*Task item*. Find the word "JSON" in the records and copy every line where it occurs.

*** Records supplied

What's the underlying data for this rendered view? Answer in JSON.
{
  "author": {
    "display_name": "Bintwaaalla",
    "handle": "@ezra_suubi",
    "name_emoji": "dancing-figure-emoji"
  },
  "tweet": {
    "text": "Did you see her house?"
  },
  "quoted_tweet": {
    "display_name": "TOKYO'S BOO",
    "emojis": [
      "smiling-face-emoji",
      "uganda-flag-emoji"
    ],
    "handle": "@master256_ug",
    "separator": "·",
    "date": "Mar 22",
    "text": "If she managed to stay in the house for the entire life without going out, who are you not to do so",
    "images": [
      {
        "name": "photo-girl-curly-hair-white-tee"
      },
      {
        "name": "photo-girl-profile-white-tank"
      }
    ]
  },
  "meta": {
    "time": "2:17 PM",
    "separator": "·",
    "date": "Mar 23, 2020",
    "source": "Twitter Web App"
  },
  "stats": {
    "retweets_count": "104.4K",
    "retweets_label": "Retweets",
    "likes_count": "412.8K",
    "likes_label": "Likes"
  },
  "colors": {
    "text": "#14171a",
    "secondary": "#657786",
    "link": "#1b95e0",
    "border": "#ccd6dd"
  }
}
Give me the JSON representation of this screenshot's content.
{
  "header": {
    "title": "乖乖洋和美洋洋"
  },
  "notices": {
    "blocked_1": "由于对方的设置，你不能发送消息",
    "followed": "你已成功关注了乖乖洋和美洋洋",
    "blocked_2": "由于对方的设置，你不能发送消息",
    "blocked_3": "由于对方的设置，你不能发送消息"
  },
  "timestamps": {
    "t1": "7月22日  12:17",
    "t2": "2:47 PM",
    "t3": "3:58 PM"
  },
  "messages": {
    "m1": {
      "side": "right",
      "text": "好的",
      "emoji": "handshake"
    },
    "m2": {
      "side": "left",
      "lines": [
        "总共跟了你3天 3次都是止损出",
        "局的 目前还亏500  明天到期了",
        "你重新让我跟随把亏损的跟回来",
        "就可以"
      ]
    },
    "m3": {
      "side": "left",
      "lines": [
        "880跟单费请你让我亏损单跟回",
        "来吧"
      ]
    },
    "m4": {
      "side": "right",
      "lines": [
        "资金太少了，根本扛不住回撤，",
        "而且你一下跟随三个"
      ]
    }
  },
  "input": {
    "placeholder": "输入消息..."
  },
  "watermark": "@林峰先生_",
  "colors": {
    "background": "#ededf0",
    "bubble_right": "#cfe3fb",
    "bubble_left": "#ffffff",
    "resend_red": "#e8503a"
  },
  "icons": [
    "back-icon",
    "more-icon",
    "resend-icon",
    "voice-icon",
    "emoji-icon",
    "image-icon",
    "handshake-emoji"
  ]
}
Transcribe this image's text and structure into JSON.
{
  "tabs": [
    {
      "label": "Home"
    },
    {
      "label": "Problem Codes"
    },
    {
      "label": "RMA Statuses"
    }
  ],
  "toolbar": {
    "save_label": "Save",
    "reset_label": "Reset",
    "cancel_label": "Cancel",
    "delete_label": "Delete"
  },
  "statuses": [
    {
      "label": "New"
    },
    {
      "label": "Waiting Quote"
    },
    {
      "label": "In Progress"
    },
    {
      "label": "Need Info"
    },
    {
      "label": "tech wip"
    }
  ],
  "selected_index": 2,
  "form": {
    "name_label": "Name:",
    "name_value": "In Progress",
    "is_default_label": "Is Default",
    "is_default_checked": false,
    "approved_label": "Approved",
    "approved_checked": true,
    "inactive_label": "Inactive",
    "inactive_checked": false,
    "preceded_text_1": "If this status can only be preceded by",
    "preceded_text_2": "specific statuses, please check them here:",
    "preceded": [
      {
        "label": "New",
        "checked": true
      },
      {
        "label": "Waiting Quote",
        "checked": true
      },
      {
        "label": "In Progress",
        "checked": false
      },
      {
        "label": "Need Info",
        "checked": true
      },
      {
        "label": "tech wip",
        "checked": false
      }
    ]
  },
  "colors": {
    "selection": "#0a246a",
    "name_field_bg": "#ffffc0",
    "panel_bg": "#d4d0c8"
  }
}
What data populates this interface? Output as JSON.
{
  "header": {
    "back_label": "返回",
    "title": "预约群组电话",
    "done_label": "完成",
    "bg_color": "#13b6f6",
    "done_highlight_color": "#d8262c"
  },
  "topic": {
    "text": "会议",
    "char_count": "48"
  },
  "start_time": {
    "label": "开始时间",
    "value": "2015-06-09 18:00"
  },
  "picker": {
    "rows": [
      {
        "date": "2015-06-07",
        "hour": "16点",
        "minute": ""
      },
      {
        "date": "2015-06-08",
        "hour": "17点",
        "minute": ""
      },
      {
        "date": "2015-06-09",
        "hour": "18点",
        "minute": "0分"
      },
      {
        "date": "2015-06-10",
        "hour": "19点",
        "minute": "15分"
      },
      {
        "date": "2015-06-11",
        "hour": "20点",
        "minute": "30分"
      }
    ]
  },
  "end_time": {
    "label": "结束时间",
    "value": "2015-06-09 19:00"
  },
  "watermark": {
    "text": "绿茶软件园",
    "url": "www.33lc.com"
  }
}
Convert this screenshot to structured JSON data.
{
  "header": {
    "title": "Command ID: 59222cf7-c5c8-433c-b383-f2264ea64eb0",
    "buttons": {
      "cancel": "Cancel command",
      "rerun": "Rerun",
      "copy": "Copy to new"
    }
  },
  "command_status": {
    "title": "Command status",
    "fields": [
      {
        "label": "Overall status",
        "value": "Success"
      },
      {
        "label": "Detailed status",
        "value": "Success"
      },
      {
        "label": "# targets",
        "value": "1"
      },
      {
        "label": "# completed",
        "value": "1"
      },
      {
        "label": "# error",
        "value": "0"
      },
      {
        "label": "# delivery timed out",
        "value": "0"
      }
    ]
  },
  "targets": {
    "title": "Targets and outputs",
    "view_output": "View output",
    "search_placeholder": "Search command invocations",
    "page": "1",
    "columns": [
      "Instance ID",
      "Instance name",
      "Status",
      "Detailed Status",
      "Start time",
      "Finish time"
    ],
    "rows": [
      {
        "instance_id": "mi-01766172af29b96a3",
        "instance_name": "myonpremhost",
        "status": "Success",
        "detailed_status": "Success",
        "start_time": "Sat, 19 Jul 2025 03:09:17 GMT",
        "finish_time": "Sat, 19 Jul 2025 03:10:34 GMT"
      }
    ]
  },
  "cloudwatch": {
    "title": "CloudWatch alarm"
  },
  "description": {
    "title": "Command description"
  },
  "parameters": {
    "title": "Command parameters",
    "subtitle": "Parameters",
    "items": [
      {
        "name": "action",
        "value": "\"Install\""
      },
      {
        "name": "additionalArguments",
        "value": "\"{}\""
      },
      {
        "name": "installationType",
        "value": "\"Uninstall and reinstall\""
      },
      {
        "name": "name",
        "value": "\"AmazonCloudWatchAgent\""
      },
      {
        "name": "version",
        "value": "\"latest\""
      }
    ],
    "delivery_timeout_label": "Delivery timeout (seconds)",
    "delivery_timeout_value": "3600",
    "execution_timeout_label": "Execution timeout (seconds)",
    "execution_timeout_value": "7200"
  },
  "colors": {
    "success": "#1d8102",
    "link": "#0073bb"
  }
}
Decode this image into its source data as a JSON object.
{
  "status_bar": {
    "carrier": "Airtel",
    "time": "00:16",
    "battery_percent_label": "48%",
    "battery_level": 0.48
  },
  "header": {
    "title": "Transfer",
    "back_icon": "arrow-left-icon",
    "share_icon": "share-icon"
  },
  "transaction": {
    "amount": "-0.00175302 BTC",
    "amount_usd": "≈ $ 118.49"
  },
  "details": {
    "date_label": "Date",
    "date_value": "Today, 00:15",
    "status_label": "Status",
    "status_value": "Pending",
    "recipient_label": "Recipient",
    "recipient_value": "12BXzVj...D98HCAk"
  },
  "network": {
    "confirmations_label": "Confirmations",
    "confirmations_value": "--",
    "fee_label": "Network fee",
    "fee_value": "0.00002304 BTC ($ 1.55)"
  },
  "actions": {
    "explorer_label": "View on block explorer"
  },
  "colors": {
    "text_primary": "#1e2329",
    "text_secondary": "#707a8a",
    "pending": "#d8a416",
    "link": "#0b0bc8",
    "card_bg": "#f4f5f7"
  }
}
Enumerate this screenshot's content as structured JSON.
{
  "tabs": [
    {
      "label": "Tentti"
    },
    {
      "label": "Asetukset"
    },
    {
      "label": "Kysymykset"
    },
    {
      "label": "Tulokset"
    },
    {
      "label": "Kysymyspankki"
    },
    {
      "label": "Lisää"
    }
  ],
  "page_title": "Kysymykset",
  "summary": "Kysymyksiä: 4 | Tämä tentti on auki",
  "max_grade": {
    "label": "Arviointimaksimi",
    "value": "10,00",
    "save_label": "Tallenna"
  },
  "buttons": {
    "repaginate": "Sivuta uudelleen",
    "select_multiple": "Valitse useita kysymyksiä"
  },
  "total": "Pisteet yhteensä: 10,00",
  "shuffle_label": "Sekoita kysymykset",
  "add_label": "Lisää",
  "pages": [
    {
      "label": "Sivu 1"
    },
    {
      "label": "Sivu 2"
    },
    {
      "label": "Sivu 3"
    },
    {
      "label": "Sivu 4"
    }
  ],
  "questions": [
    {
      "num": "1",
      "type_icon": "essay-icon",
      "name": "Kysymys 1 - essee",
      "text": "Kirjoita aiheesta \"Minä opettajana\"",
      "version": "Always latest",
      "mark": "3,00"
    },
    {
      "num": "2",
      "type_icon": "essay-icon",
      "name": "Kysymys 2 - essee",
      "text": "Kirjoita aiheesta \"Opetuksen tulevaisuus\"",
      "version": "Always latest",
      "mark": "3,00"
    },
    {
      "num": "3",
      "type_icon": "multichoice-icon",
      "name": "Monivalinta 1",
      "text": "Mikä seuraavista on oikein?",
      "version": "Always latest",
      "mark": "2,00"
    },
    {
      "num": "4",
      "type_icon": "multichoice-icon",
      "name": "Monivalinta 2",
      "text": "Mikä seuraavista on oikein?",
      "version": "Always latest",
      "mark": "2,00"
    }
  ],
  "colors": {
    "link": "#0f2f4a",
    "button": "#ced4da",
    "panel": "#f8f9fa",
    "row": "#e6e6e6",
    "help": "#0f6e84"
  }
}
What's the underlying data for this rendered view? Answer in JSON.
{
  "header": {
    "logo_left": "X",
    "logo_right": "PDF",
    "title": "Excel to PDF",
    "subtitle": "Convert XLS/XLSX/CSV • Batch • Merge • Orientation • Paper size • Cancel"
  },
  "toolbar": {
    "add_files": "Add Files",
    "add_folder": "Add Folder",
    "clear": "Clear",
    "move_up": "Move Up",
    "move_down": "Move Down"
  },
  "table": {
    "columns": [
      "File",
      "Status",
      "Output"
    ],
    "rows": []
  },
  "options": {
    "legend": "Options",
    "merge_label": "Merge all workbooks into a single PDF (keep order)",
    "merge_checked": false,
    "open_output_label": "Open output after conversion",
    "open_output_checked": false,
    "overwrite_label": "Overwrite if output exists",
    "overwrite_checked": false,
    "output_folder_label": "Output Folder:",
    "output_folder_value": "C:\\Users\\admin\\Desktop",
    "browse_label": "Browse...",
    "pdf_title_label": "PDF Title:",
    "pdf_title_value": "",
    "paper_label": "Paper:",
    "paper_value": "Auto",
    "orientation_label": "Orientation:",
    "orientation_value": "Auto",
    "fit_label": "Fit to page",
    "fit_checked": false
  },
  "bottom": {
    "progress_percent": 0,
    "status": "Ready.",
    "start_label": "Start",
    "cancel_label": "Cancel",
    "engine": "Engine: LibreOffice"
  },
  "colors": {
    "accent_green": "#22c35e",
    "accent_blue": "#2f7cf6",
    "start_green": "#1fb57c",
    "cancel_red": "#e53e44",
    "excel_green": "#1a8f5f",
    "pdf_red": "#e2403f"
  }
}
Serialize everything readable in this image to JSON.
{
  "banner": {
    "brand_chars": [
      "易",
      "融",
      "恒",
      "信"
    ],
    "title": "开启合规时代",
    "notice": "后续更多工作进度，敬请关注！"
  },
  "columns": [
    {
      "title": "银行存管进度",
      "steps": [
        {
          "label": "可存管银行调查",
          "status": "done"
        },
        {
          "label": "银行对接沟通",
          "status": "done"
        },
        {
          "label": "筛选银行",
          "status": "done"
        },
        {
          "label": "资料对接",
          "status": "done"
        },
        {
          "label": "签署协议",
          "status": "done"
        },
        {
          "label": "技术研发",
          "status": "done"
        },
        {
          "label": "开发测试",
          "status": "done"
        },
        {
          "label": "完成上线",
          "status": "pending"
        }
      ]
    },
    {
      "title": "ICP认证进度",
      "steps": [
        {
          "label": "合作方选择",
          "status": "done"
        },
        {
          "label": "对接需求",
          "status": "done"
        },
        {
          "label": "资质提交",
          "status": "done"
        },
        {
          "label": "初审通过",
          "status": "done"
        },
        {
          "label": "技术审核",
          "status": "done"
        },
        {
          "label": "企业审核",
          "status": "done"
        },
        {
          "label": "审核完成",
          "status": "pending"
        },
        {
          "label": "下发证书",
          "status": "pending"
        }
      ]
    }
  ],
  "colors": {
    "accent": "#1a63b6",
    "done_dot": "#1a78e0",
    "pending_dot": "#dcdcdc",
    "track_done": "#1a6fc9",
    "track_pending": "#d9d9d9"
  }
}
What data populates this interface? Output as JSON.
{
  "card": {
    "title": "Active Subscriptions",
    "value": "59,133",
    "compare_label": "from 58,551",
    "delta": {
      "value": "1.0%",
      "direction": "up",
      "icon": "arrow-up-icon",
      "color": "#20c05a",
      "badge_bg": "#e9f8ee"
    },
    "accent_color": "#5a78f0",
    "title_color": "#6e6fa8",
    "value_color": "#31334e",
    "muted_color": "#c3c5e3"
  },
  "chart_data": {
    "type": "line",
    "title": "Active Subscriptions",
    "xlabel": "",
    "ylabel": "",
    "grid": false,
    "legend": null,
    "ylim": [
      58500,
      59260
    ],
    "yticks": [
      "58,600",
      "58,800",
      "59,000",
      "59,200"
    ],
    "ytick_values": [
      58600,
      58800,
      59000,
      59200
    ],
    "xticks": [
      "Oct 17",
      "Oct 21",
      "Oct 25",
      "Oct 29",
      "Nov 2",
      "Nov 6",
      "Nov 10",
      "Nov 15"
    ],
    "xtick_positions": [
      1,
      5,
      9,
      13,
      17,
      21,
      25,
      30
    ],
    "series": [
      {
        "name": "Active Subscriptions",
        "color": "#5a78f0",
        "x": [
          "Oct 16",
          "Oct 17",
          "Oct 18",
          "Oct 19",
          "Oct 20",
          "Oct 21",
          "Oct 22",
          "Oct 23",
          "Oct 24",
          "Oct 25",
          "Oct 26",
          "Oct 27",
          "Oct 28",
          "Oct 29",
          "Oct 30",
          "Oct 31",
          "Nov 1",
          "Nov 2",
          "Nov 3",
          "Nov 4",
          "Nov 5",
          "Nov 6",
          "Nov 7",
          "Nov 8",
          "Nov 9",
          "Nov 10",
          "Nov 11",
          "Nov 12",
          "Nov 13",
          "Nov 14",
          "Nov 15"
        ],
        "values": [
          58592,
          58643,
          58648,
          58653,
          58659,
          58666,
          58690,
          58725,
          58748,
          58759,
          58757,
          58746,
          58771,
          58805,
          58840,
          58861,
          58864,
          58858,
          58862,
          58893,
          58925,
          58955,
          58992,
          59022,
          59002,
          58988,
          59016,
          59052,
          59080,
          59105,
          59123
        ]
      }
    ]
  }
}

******

*Written answer*.
What's the underlying data for this rendered view? Answer in JSON.
Give me the JSON representation of this screenshot's content.
Transcribe this image's text and structure into JSON.
What data populates this interface? Output as JSON.
Convert this screenshot to structured JSON data.
Decode this image into its source data as a JSON object.
Enumerate this screenshot's content as structured JSON.
What's the underlying data for this rendered view? Answer in JSON.
Serialize everything readable in this image to JSON.
What data populates this interface? Output as JSON.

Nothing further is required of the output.